The camera head includes a collimator 12 in the form of a perforated lead plate and a flat sodium iodide crystal 18. An alloy filter plate 16 is provided on the rear surface of the collimator, between the collimator and the crystal. These components are surrounded by a tungsten shield 14 to prevent the entry of stray radiation.
The crystal 18 is optically coupled to a battery of photomultiplier tubes 20. These respond to the scintillations which occur in the crystal when it is struck by gamma rays from the radionuclide to produce voltage pulses which are passed to a processing and recording circuit. This circuit may be of a conventional type which being well known, need not be described in detail here. The circuit shown comprises a Z summing amplifier and energy selector 24, a pair of summing amplifiers 25 generating X and Y pulses, a pair of ratio circuits 26 which compare the X and Y pulses respectively with the Z pulse from the summing amplifier 24 and generates corrected X' and Y' pulses, a storage oscilloscope 30 which constructs an image of the organ from the X' and Y' pulses and from the Z pulses from the summing amplifier 24, and a control unit 28.
The collimator 12 is intended so far as possible to admit to the recording system only those gamma rays which arrive in a direction approximately perpendicular to the plane of the crystal 18. Thus, emissions such as A and C shown in the drawings will pass through the collimator and, provided that they are of sufficient energy, for example 140 keV, will be registered by the photomultiplier tubes as valid emissions. There remains however the possibility in a conventional camera, that two emissions such as B and D, occurring simultaneously and a fraction of a second before the emission C, will be registered since although emissions B and D are at an angle to the perpendicular they may pass through the collimator, albeit partly attenuated, so that if one of them has an energy of say 60 keV and the other an energy of 80 keV the crystal may register these two emissions as a single emission having an energy of 140 keV even though they originate from different positions. At the same time, the X,Y electronics will be prevented from registering the true emission C. If a large number of such events were registered a poor image resolution would be obtained.

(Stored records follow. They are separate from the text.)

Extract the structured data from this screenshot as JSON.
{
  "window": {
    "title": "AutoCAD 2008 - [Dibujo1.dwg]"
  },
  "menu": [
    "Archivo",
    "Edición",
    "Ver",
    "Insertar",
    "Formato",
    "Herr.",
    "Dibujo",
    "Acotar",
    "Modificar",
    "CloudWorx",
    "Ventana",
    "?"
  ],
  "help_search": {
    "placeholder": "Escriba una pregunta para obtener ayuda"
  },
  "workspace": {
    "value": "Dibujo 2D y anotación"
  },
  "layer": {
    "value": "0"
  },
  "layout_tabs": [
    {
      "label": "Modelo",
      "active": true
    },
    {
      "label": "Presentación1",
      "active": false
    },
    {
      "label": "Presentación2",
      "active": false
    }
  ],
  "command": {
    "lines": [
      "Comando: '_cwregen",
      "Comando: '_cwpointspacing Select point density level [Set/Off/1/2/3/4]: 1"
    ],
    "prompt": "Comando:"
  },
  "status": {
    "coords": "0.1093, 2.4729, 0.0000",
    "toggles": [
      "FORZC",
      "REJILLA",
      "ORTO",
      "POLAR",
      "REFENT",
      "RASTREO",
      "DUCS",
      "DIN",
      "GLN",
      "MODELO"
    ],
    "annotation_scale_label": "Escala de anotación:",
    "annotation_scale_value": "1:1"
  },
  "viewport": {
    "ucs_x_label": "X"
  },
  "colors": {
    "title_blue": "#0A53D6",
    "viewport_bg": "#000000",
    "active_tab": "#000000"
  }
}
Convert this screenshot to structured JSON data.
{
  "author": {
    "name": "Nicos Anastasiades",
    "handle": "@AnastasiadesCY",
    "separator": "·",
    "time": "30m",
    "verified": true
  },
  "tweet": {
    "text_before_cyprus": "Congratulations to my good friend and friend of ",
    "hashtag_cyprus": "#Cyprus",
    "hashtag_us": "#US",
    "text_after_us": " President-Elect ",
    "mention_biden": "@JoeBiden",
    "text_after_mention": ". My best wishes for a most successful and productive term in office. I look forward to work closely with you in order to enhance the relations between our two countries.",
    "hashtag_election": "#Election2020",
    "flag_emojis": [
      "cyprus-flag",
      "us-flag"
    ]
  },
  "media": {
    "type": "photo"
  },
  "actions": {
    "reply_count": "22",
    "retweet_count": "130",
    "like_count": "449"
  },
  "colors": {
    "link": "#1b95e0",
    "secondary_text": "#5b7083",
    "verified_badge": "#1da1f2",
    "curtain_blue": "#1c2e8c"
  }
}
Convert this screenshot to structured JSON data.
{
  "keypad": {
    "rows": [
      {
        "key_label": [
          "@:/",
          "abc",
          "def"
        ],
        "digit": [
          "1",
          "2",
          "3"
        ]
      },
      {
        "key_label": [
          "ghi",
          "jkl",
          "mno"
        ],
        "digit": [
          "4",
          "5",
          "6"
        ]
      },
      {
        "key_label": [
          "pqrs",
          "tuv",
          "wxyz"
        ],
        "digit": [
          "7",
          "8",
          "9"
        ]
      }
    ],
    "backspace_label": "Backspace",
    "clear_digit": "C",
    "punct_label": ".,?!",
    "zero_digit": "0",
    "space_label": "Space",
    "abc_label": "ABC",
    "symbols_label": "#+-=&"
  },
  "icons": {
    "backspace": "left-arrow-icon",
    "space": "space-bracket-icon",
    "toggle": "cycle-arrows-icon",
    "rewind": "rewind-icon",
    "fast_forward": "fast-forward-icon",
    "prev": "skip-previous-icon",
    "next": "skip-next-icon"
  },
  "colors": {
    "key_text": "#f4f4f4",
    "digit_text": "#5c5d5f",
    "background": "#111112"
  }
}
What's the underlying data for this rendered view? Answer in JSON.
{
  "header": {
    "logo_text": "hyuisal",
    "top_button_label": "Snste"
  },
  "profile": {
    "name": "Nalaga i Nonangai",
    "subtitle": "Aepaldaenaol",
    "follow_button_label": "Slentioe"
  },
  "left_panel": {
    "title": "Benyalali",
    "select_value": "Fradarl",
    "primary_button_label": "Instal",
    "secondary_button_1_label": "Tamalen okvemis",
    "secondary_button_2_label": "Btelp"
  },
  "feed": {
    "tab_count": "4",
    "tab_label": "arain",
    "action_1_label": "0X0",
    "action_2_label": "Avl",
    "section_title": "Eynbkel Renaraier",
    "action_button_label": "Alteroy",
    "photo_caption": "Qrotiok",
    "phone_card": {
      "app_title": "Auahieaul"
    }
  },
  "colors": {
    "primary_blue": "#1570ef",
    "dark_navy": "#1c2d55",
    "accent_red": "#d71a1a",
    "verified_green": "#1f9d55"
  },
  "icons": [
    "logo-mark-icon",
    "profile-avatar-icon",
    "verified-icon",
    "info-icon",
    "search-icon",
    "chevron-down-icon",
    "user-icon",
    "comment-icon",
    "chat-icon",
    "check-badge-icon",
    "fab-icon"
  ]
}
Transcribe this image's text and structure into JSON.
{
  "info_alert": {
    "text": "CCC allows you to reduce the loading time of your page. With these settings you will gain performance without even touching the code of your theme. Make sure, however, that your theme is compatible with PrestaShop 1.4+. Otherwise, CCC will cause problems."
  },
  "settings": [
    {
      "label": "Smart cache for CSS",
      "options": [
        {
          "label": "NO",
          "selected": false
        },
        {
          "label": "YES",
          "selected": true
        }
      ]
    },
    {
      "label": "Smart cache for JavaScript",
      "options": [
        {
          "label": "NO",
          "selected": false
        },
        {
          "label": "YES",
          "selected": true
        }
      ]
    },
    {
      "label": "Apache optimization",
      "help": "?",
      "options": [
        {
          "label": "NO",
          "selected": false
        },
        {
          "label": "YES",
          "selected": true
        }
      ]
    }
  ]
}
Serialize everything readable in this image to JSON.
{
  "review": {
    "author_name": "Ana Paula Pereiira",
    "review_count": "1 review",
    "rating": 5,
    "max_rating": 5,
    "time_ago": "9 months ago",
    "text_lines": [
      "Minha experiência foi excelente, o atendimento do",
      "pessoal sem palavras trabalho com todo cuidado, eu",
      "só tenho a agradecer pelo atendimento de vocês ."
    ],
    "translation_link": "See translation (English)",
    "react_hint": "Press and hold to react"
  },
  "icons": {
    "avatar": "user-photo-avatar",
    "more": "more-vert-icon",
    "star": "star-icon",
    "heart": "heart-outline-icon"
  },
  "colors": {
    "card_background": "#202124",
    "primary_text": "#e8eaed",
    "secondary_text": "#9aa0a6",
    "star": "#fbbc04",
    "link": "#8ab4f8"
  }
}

To prevent such false emissions from being registered a copper-cadmium alloy filter 16 in accordance with the invention is interposed behind the collimator.
The filter is in the form of an alloy plate. The thickness of the plate is preferably from 0.3 to 0.8 mm, typically 0.5 mm. The plate will usually be substantially circular, its diameter depending on the diameter of the sodium iodide crystal. This diameter will generally be in the range from 200 to 600 mm, typically 400 mm.
It has been found that using a filter of 0.5 mm thickness made from a homogeneous alloy of 90% cadmium and 10% copper, the energy of 80 keV emissions is attenuated by approximately 70% while that of 150 keV emissions is attenuated by only about 14%. Thus, if the photomultiplier tubes are set to a minimum energy of 100 keV they will register essentially all the high energy emissions such as A and B while filtering out most of scattered emissions which would otherwise be detected in the primary energy peak of the radionuclide. This considerably increases the contrast ratio of the images recorded on film, thus improving the confidence in diagnosis with consequent improvements in patient management and treatment.
In addition to the high quality image obtained the filters of the invention have a further advantage in that the alloy plate can be made thinner and lighter than the known brass plates. The plates are also less prone to distortion by bowing. Having fewer components, the alloy also has more consistent properties than brass.
It will be appreciated that when using a camera with a filter such as that described it will be necessary to use a radionuclide having an emission energy of at least 100 keV.